_TASK GOAL_
Among the entries below, find every line that contains the string "text", then copy it.

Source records
--- START ---

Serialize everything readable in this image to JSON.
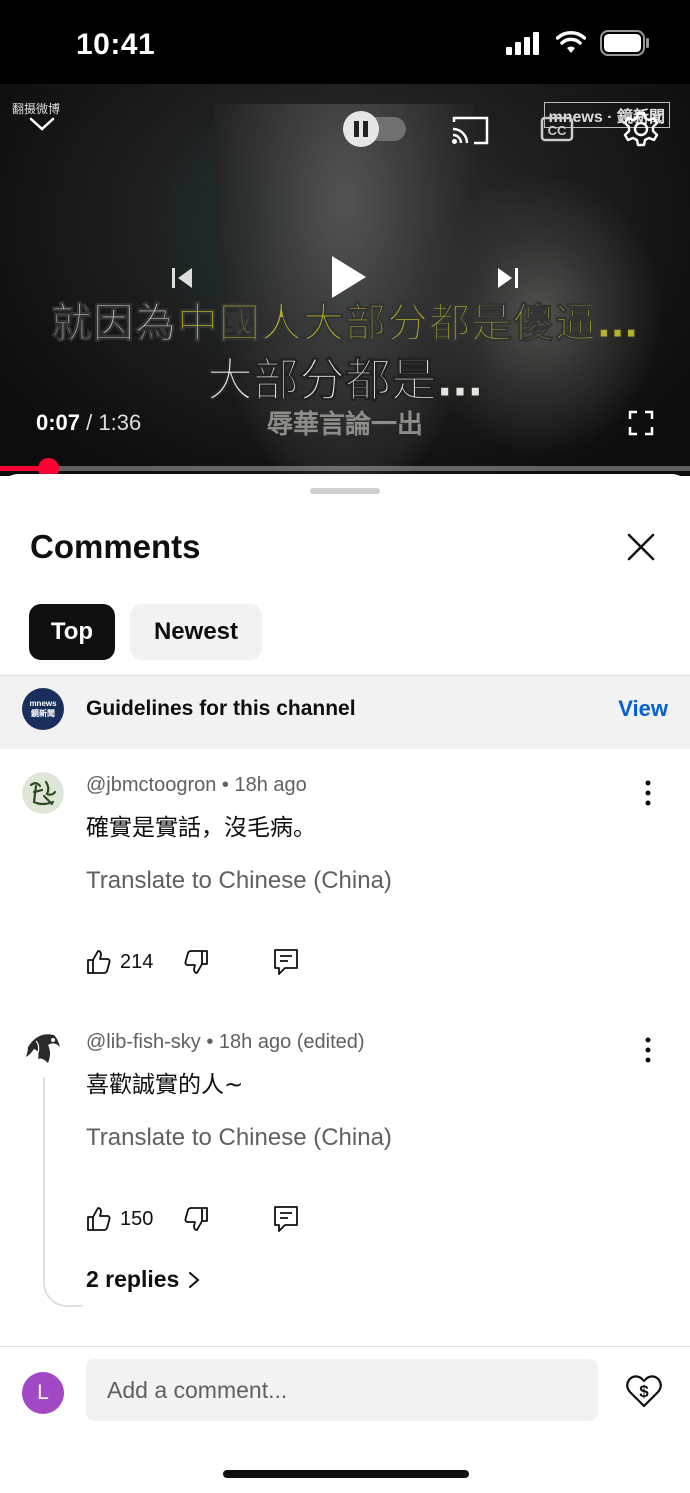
{
  "status_bar": {
    "time": "10:41"
  },
  "video": {
    "watermark_left": "翻摄微博",
    "watermark_right": "mnews · 鏡新聞",
    "subtitle_line1_pre": "就因為",
    "subtitle_line1_hl": "中國人大部分都是傻逼…",
    "subtitle_line2": "大部分都是…",
    "subtitle_line3": "辱華言論一出",
    "current_time": "0:07",
    "separator": " / ",
    "duration": "1:36",
    "progress": 0.07
  },
  "sheet": {
    "title": "Comments",
    "chips": [
      "Top",
      "Newest"
    ],
    "guidelines": {
      "avatar_line1": "mnews",
      "avatar_line2": "鏡新聞",
      "text": "Guidelines for this channel",
      "action": "View"
    }
  },
  "comments": [
    {
      "author": "@jbmctoogron",
      "time": "18h ago",
      "edited": "",
      "text": "確實是實話，沒毛病。",
      "translate": "Translate to Chinese (China)",
      "likes": "214"
    },
    {
      "author": "@lib-fish-sky",
      "time": "18h ago",
      "edited": "(edited)",
      "text": "喜歡誠實的人~",
      "translate": "Translate to Chinese (China)",
      "likes": "150",
      "replies": "2 replies"
    }
  ],
  "composer": {
    "avatar_letter": "L",
    "placeholder": "Add a comment..."
  },
  "colors": {
    "accent": "#065fd4",
    "progress": "#ff0033",
    "avatar_me": "#a148c4"
  }
}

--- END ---

_WRITTEN REPLY_
      "text": "Guidelines for this channel",
      "text": "確實是實話，沒毛病。",
      "text": "喜歡誠實的人~",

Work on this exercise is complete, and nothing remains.